### DESCRIPTION OF THE TASK
Write every record out again exactly, and keep images out of it.

### RECORDED INFORMATION
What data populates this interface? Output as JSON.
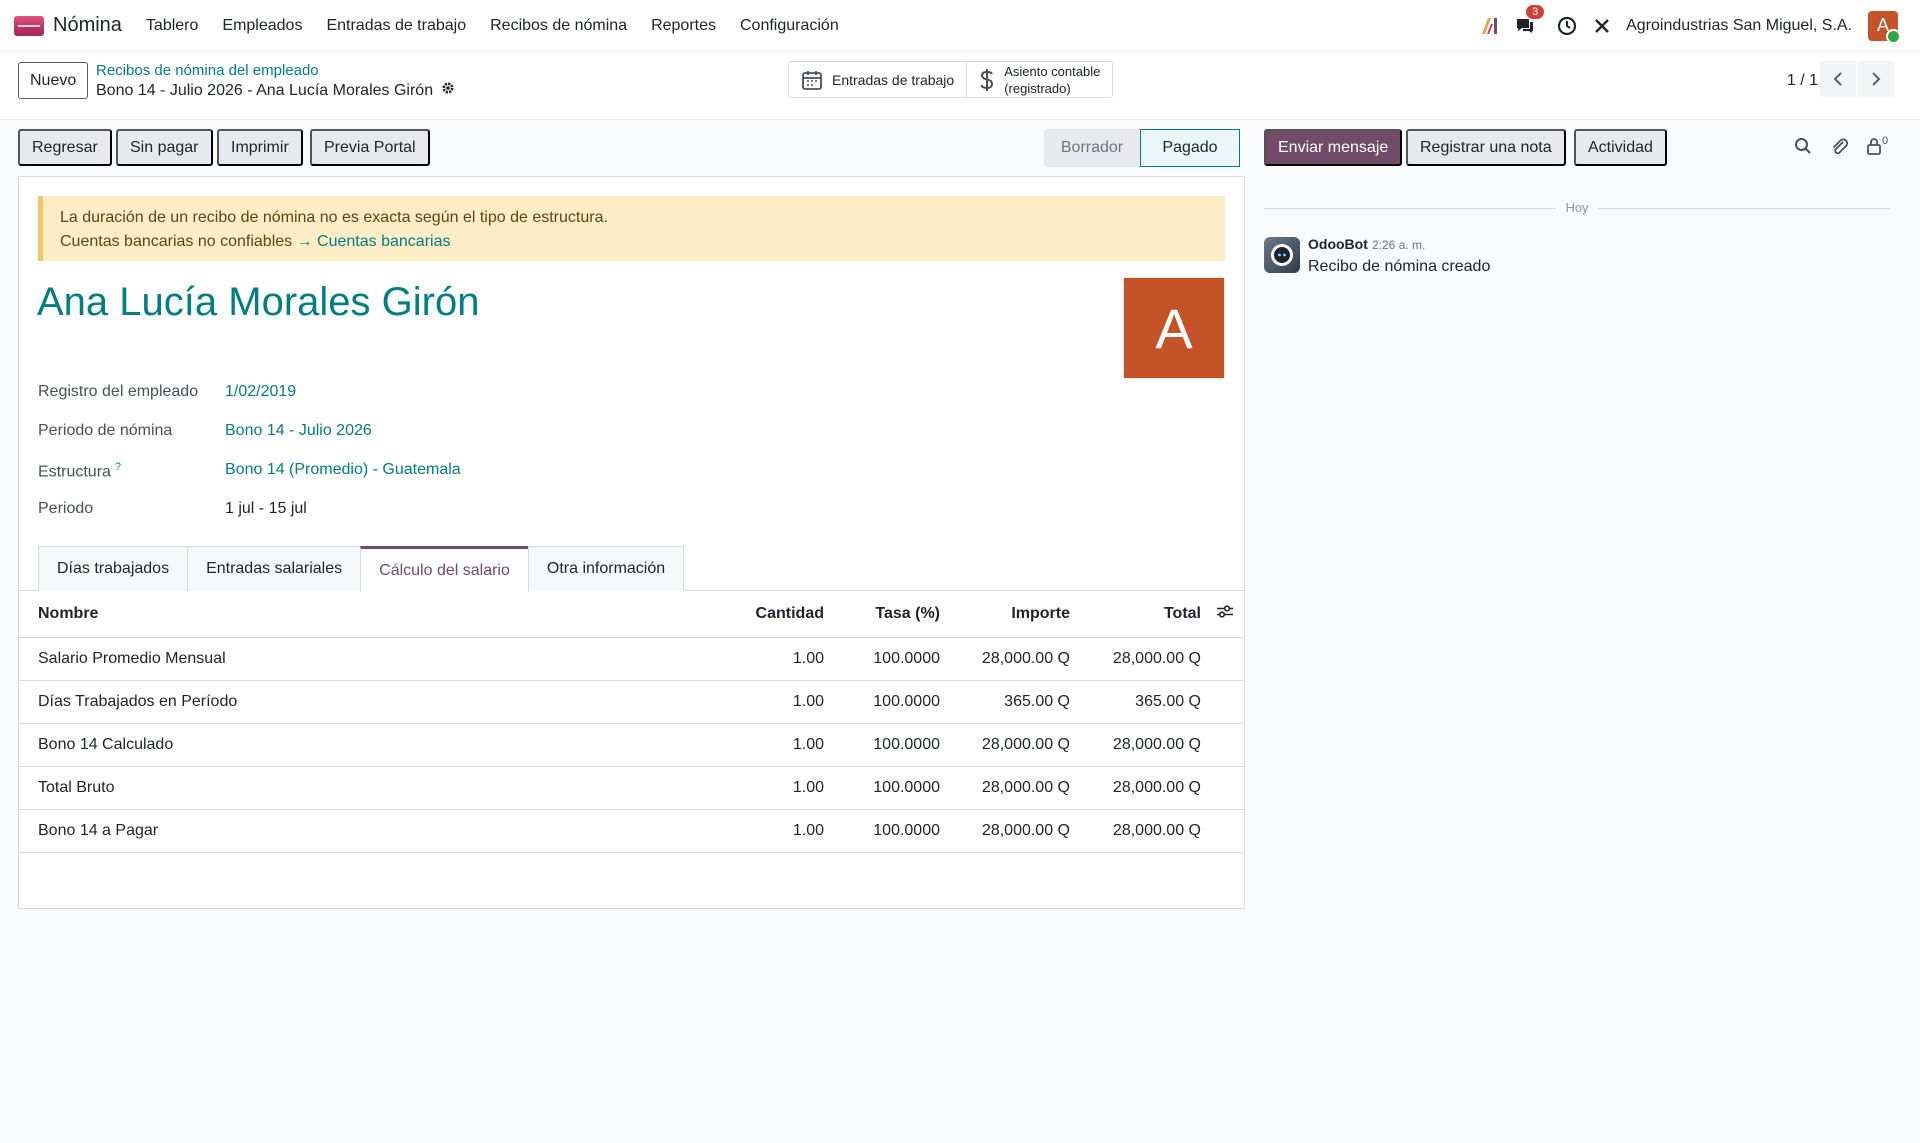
{
  "navbar": {
    "app_name": "Nómina",
    "menu": [
      "Tablero",
      "Empleados",
      "Entradas de trabajo",
      "Recibos de nómina",
      "Reportes",
      "Configuración"
    ],
    "messages_count": "3",
    "company": "Agroindustrias San Miguel, S.A.",
    "user_initial": "A"
  },
  "control": {
    "new_label": "Nuevo",
    "breadcrumb_parent": "Recibos de nómina del empleado",
    "breadcrumb_current": "Bono 14 - Julio 2026 - Ana Lucía Morales Girón",
    "smart_work_entries": "Entradas de trabajo",
    "smart_journal_line1": "Asiento contable",
    "smart_journal_line2": "(registrado)",
    "pager": "1 / 1"
  },
  "actions": {
    "back": "Regresar",
    "unpaid": "Sin pagar",
    "print": "Imprimir",
    "preview": "Previa Portal",
    "status_draft": "Borrador",
    "status_paid": "Pagado"
  },
  "chatter": {
    "send_message": "Enviar mensaje",
    "log_note": "Registrar una nota",
    "activity": "Actividad",
    "followers_count": "0",
    "date_separator": "Hoy",
    "message_author": "OdooBot",
    "message_time": "2:26 a. m.",
    "message_body": "Recibo de nómina creado"
  },
  "form": {
    "alert_line1": "La duración de un recibo de nómina no es exacta según el tipo de estructura.",
    "alert_line2": "Cuentas bancarias no confiables",
    "alert_link": "→ Cuentas bancarias",
    "employee_name": "Ana Lucía Morales Girón",
    "avatar_initial": "A",
    "fields": {
      "registro_label": "Registro del empleado",
      "registro_value": "1/02/2019",
      "periodo_nomina_label": "Periodo de nómina",
      "periodo_nomina_value": "Bono 14 - Julio 2026",
      "estructura_label": "Estructura",
      "estructura_help": "?",
      "estructura_value": "Bono 14 (Promedio) - Guatemala",
      "periodo_label": "Periodo",
      "periodo_value": "1 jul - 15 jul"
    },
    "tabs": [
      "Días trabajados",
      "Entradas salariales",
      "Cálculo del salario",
      "Otra información"
    ]
  },
  "table": {
    "headers": {
      "name": "Nombre",
      "qty": "Cantidad",
      "rate": "Tasa (%)",
      "amount": "Importe",
      "total": "Total"
    },
    "rows": [
      {
        "name": "Salario Promedio Mensual",
        "qty": "1.00",
        "rate": "100.0000",
        "amount": "28,000.00 Q",
        "total": "28,000.00 Q"
      },
      {
        "name": "Días Trabajados en Período",
        "qty": "1.00",
        "rate": "100.0000",
        "amount": "365.00 Q",
        "total": "365.00 Q"
      },
      {
        "name": "Bono 14 Calculado",
        "qty": "1.00",
        "rate": "100.0000",
        "amount": "28,000.00 Q",
        "total": "28,000.00 Q"
      },
      {
        "name": "Total Bruto",
        "qty": "1.00",
        "rate": "100.0000",
        "amount": "28,000.00 Q",
        "total": "28,000.00 Q"
      },
      {
        "name": "Bono 14 a Pagar",
        "qty": "1.00",
        "rate": "100.0000",
        "amount": "28,000.00 Q",
        "total": "28,000.00 Q"
      }
    ]
  }
}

### RESULT OF THIS TASK
What data populates this interface? Output as JSON.
{
  "navbar": {
    "app_name": "Nómina",
    "menu": [
      "Tablero",
      "Empleados",
      "Entradas de trabajo",
      "Recibos de nómina",
      "Reportes",
      "Configuración"
    ],
    "messages_count": "3",
    "company": "Agroindustrias San Miguel, S.A.",
    "user_initial": "A"
  },
  "control": {
    "new_label": "Nuevo",
    "breadcrumb_parent": "Recibos de nómina del empleado",
    "breadcrumb_current": "Bono 14 - Julio 2026 - Ana Lucía Morales Girón",
    "smart_work_entries": "Entradas de trabajo",
    "smart_journal_line1": "Asiento contable",
    "smart_journal_line2": "(registrado)",
    "pager": "1 / 1"
  },
  "actions": {
    "back": "Regresar",
    "unpaid": "Sin pagar",
    "print": "Imprimir",
    "preview": "Previa Portal",
    "status_draft": "Borrador",
    "status_paid": "Pagado"
  },
  "chatter": {
    "send_message": "Enviar mensaje",
    "log_note": "Registrar una nota",
    "activity": "Actividad",
    "followers_count": "0",
    "date_separator": "Hoy",
    "message_author": "OdooBot",
    "message_time": "2:26 a. m.",
    "message_body": "Recibo de nómina creado"
  },
  "form": {
    "alert_line1": "La duración de un recibo de nómina no es exacta según el tipo de estructura.",
    "alert_line2": "Cuentas bancarias no confiables",
    "alert_link": "→ Cuentas bancarias",
    "employee_name": "Ana Lucía Morales Girón",
    "avatar_initial": "A",
    "fields": {
      "registro_label": "Registro del empleado",
      "registro_value": "1/02/2019",
      "periodo_nomina_label": "Periodo de nómina",
      "periodo_nomina_value": "Bono 14 - Julio 2026",
      "estructura_label": "Estructura",
      "estructura_help": "?",
      "estructura_value": "Bono 14 (Promedio) - Guatemala",
      "periodo_label": "Periodo",
      "periodo_value": "1 jul - 15 jul"
    },
    "tabs": [
      "Días trabajados",
      "Entradas salariales",
      "Cálculo del salario",
      "Otra información"
    ]
  },
  "table": {
    "headers": {
      "name": "Nombre",
      "qty": "Cantidad",
      "rate": "Tasa (%)",
      "amount": "Importe",
      "total": "Total"
    },
    "rows": [
      {
        "name": "Salario Promedio Mensual",
        "qty": "1.00",
        "rate": "100.0000",
        "amount": "28,000.00 Q",
        "total": "28,000.00 Q"
      },
      {
        "name": "Días Trabajados en Período",
        "qty": "1.00",
        "rate": "100.0000",
        "amount": "365.00 Q",
        "total": "365.00 Q"
      },
      {
        "name": "Bono 14 Calculado",
        "qty": "1.00",
        "rate": "100.0000",
        "amount": "28,000.00 Q",
        "total": "28,000.00 Q"
      },
      {
        "name": "Total Bruto",
        "qty": "1.00",
        "rate": "100.0000",
        "amount": "28,000.00 Q",
        "total": "28,000.00 Q"
      },
      {
        "name": "Bono 14 a Pagar",
        "qty": "1.00",
        "rate": "100.0000",
        "amount": "28,000.00 Q",
        "total": "28,000.00 Q"
      }
    ]
  }
}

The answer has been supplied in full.